About this exercise:
Search the entries for the word "Windows" and report each line that has it.

Data to process:

.....

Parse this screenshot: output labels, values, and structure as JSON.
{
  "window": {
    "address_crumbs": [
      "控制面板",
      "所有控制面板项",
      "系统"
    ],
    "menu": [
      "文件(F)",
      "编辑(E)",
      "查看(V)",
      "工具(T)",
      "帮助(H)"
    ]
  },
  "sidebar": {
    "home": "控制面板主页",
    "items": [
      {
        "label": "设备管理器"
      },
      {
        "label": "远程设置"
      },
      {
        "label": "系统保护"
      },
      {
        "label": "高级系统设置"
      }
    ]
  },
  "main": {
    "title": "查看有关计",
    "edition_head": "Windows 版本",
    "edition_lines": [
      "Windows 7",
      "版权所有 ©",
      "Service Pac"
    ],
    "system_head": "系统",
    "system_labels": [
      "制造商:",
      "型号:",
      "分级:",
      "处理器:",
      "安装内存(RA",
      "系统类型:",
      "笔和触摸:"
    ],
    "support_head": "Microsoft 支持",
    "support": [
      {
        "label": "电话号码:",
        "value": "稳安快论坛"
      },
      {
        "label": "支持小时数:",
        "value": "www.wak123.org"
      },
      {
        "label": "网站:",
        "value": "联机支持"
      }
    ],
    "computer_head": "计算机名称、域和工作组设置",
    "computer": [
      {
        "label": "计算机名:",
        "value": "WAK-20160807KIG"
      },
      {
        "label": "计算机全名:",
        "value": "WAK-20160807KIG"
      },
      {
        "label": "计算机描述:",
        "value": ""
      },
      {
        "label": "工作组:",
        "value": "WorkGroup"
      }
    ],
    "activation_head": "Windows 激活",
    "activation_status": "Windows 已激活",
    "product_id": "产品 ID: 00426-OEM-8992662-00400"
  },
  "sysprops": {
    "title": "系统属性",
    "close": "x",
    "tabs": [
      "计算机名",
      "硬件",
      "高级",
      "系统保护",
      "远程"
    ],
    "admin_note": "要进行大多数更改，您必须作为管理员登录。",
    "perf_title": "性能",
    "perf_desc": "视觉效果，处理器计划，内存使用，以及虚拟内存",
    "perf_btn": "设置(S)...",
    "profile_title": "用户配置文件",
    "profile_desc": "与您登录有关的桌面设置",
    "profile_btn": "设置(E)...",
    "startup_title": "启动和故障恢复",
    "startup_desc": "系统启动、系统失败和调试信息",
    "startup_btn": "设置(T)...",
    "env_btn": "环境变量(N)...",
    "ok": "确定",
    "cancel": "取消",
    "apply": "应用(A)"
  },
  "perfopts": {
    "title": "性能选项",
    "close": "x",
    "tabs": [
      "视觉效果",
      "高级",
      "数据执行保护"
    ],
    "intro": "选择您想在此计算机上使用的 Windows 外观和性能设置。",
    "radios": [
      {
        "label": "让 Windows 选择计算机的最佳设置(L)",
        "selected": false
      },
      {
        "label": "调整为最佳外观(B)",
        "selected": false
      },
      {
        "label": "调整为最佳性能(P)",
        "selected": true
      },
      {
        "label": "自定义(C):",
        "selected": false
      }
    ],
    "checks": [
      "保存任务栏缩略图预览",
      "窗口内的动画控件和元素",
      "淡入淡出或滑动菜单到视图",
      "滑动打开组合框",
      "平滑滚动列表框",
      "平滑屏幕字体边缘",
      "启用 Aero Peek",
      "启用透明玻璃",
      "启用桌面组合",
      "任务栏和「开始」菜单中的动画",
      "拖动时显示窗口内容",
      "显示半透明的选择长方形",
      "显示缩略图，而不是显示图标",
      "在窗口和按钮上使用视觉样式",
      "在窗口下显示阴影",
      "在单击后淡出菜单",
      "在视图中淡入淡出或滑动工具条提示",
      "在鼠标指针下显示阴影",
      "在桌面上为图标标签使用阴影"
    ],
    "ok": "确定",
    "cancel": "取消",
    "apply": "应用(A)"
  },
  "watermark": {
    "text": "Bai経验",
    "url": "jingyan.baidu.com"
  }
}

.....

Response:
    "edition_head": "Windows 版本",
      "Windows 7",
    "activation_head": "Windows 激活",
    "activation_status": "Windows 已激活",
    "intro": "选择您想在此计算机上使用的 Windows 外观和性能设置。",
        "label": "让 Windows 选择计算机的最佳设置(L)",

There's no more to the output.